In South Africa we’ve had a few “next big things!”

Derrick Hougaard was the next Naas Botha.

Daryll Cullinan was the next Graham Pollock.

Guthro Steenkamp was the next Os du Rant.

Mfuneko Ngam was the next Alan Donald.

Eben Etzebeth is the next Bakkies Botha.

Butch James was, well, Butch James was the first Butch James and I doubt his like will be seen again anytime soon.

Why is that whenever a sparkling young talent comes along we feel the need to label him or her “the next (Insert name of famous ex sportsperson here). Why can’t they just be themselves!

Ian Botham was a legendary English cricketer.

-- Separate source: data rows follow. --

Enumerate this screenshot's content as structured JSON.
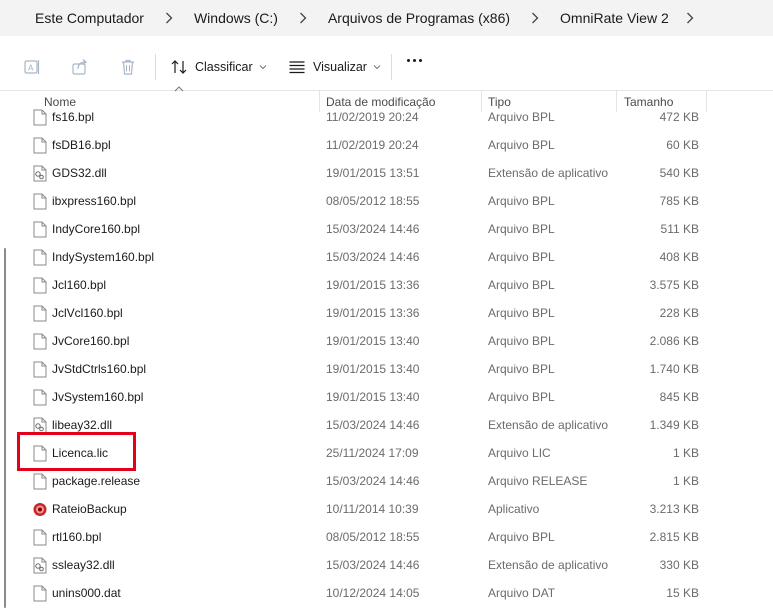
{
  "breadcrumb": {
    "items": [
      "Este Computador",
      "Windows (C:)",
      "Arquivos de Programas (x86)",
      "OmniRate View 2"
    ]
  },
  "toolbar": {
    "sort_label": "Classificar",
    "view_label": "Visualizar",
    "icons": [
      "rename-icon",
      "share-icon",
      "delete-icon",
      "sort-icon",
      "view-icon",
      "more-icon"
    ]
  },
  "columns": {
    "name": "Nome",
    "date": "Data de modificação",
    "type": "Tipo",
    "size": "Tamanho"
  },
  "files": [
    {
      "name": "fs16.bpl",
      "date": "11/02/2019 20:24",
      "type": "Arquivo BPL",
      "size": "472 KB",
      "icon": "file-icon"
    },
    {
      "name": "fsDB16.bpl",
      "date": "11/02/2019 20:24",
      "type": "Arquivo BPL",
      "size": "60 KB",
      "icon": "file-icon"
    },
    {
      "name": "GDS32.dll",
      "date": "19/01/2015 13:51",
      "type": "Extensão de aplicativo",
      "size": "540 KB",
      "icon": "dll-icon"
    },
    {
      "name": "ibxpress160.bpl",
      "date": "08/05/2012 18:55",
      "type": "Arquivo BPL",
      "size": "785 KB",
      "icon": "file-icon"
    },
    {
      "name": "IndyCore160.bpl",
      "date": "15/03/2024 14:46",
      "type": "Arquivo BPL",
      "size": "511 KB",
      "icon": "file-icon"
    },
    {
      "name": "IndySystem160.bpl",
      "date": "15/03/2024 14:46",
      "type": "Arquivo BPL",
      "size": "408 KB",
      "icon": "file-icon"
    },
    {
      "name": "Jcl160.bpl",
      "date": "19/01/2015 13:36",
      "type": "Arquivo BPL",
      "size": "3.575 KB",
      "icon": "file-icon"
    },
    {
      "name": "JclVcl160.bpl",
      "date": "19/01/2015 13:36",
      "type": "Arquivo BPL",
      "size": "228 KB",
      "icon": "file-icon"
    },
    {
      "name": "JvCore160.bpl",
      "date": "19/01/2015 13:40",
      "type": "Arquivo BPL",
      "size": "2.086 KB",
      "icon": "file-icon"
    },
    {
      "name": "JvStdCtrls160.bpl",
      "date": "19/01/2015 13:40",
      "type": "Arquivo BPL",
      "size": "1.740 KB",
      "icon": "file-icon"
    },
    {
      "name": "JvSystem160.bpl",
      "date": "19/01/2015 13:40",
      "type": "Arquivo BPL",
      "size": "845 KB",
      "icon": "file-icon"
    },
    {
      "name": "libeay32.dll",
      "date": "15/03/2024 14:46",
      "type": "Extensão de aplicativo",
      "size": "1.349 KB",
      "icon": "dll-icon"
    },
    {
      "name": "Licenca.lic",
      "date": "25/11/2024 17:09",
      "type": "Arquivo LIC",
      "size": "1 KB",
      "icon": "file-icon"
    },
    {
      "name": "package.release",
      "date": "15/03/2024 14:46",
      "type": "Arquivo RELEASE",
      "size": "1 KB",
      "icon": "file-icon"
    },
    {
      "name": "RateioBackup",
      "date": "10/11/2014 10:39",
      "type": "Aplicativo",
      "size": "3.213 KB",
      "icon": "app-icon"
    },
    {
      "name": "rtl160.bpl",
      "date": "08/05/2012 18:55",
      "type": "Arquivo BPL",
      "size": "2.815 KB",
      "icon": "file-icon"
    },
    {
      "name": "ssleay32.dll",
      "date": "15/03/2024 14:46",
      "type": "Extensão de aplicativo",
      "size": "330 KB",
      "icon": "dll-icon"
    },
    {
      "name": "unins000.dat",
      "date": "10/12/2024 14:05",
      "type": "Arquivo DAT",
      "size": "15 KB",
      "icon": "file-icon"
    }
  ],
  "highlighted_file": "Licenca.lic",
  "colors": {
    "highlight_border": "#e3001b",
    "breadcrumb_bg": "#f3f3f3",
    "secondary_text": "#6b6b6b"
  }
}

Why do anyone the disservice of calling them “The Next Ian Botham?”

So often these young stars get these labels and then fade from prominence under the weight of undue pressure and media scrutiny, instead of just being allowed to develop into the player that they were destined to be in the first place.

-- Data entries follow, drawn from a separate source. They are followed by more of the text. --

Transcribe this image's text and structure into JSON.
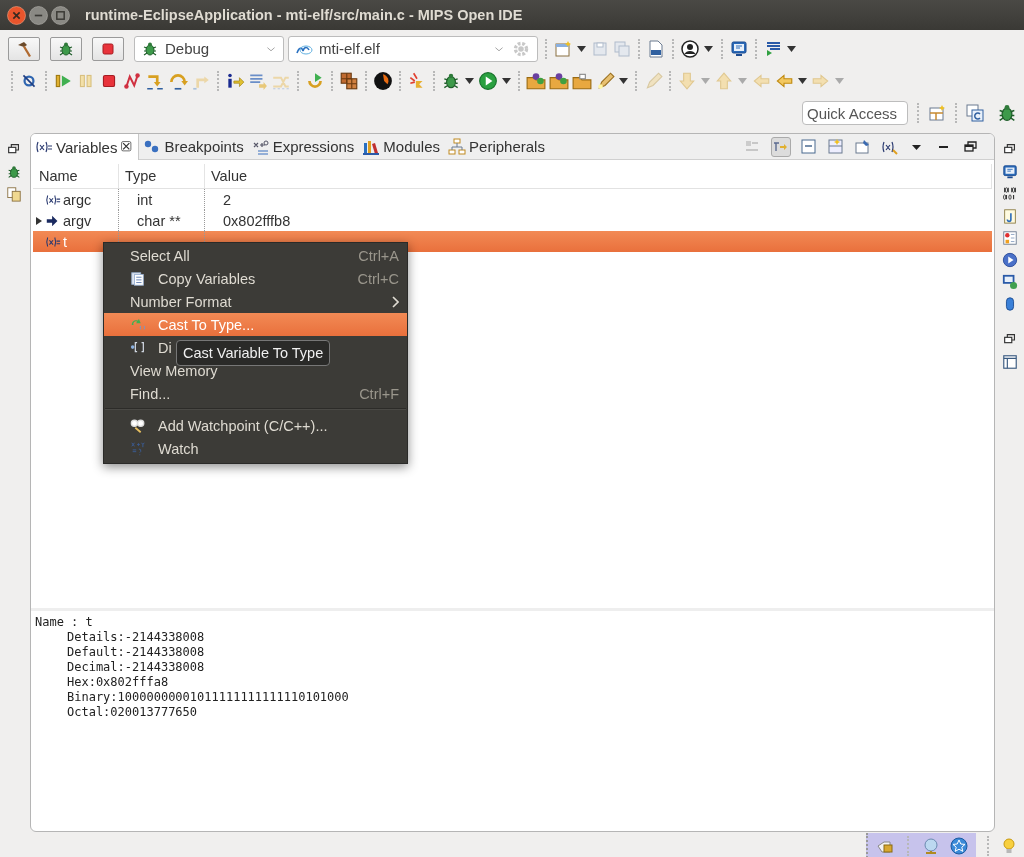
{
  "window": {
    "title": "runtime-EclipseApplication - mti-elf/src/main.c - MIPS Open IDE"
  },
  "launch_bar": {
    "mode": "Debug",
    "target": "mti-elf.elf"
  },
  "quick_access": {
    "placeholder": "Quick Access"
  },
  "view": {
    "tabs": [
      {
        "label": "Variables",
        "selected": true
      },
      {
        "label": "Breakpoints",
        "selected": false
      },
      {
        "label": "Expressions",
        "selected": false
      },
      {
        "label": "Modules",
        "selected": false
      },
      {
        "label": "Peripherals",
        "selected": false
      }
    ],
    "columns": [
      "Name",
      "Type",
      "Value"
    ],
    "rows": [
      {
        "name": "argc",
        "type": "int",
        "value": "2",
        "kind": "variable",
        "expandable": false,
        "selected": false
      },
      {
        "name": "argv",
        "type": "char **",
        "value": "0x802fffb8",
        "kind": "pointer",
        "expandable": true,
        "selected": false
      },
      {
        "name": "t",
        "kind": "variable",
        "expandable": false,
        "selected": true
      }
    ],
    "details": [
      "Name : t",
      "Details:-2144338008",
      "Default:-2144338008",
      "Decimal:-2144338008",
      "Hex:0x802fffa8",
      "Binary:10000000001011111111111110101000",
      "Octal:020013777650"
    ]
  },
  "context_menu": {
    "items": [
      {
        "kind": "item",
        "label": "Select All",
        "shortcut": "Ctrl+A",
        "submenu": false,
        "selected": false
      },
      {
        "kind": "item",
        "label": "Copy Variables",
        "shortcut": "Ctrl+C",
        "submenu": false,
        "selected": false
      },
      {
        "kind": "item",
        "label": "Number Format",
        "submenu": true,
        "selected": false
      },
      {
        "kind": "item",
        "label": "Cast To Type...",
        "submenu": false,
        "selected": true
      },
      {
        "kind": "item",
        "label": "Di",
        "submenu": false,
        "selected": false
      },
      {
        "kind": "item",
        "label": "View Memory",
        "submenu": false,
        "selected": false
      },
      {
        "kind": "item",
        "label": "Find...",
        "shortcut": "Ctrl+F",
        "submenu": false,
        "selected": false
      },
      {
        "kind": "separator"
      },
      {
        "kind": "item",
        "label": "Add Watchpoint (C/C++)...",
        "submenu": false,
        "selected": false
      },
      {
        "kind": "item",
        "label": "Watch",
        "submenu": false,
        "selected": false
      }
    ]
  },
  "tooltip": {
    "text": "Cast Variable To Type"
  }
}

Derrick Hougaard springs to mind as a great example. He had all the tools to be the next Naas Botha, except one. He wasn’t Naas Botha. Naas Botha had, and still has, unshakeable belief in Naas Botha. In his mind Naas Botha is invincible; Naas can do anything, knows everything and will win everything simply because that is what Naas Botha does. Derrick was young and, by all accounts, a remarkably humble nice young lad. He was thrown head first into a rugby world cup, and then thrown a hospital pass that brought upon him the wrath of a man known as the chiropractor because of his ability to re-arrange spines in tackles. Brian Lima tackled Derrick so hard he’s probably still go bruises ten years later. Derrick wasn’t the next Naas Botha, nobody can be the next Naas Botha.

Similarly, nobody can be the next Bakkies Botha. Off the field he is a humble Christian man who lives his faith as well he can. I’ve had friends approach him for photos and he is always accommodating. On the field though, he is an uncompromising force of sheer brutality. He is the enforcer and will step back for no man. Eben Etzebeth, again, has all the tools to emulate the great Bakkies. He is big and strong and also plays lock. But that is where the similarity ends. They’re different players with different personalities. It is unfair to compare one to the other, because it does their unique talents and traits the ultimate disservice.

I say let the young players be themselves. Handre Pollard is the next Handre Pollard. He is not the next Dan Carter for heaven sakes. Just let them play the game they love without the pressure of trying to be the next whoever. I suspect they will surprise us all. I suspect people will say. “That Handre Pollard is something hey. I bet if a young Dan Carter saw him play he’d want to be just like him!”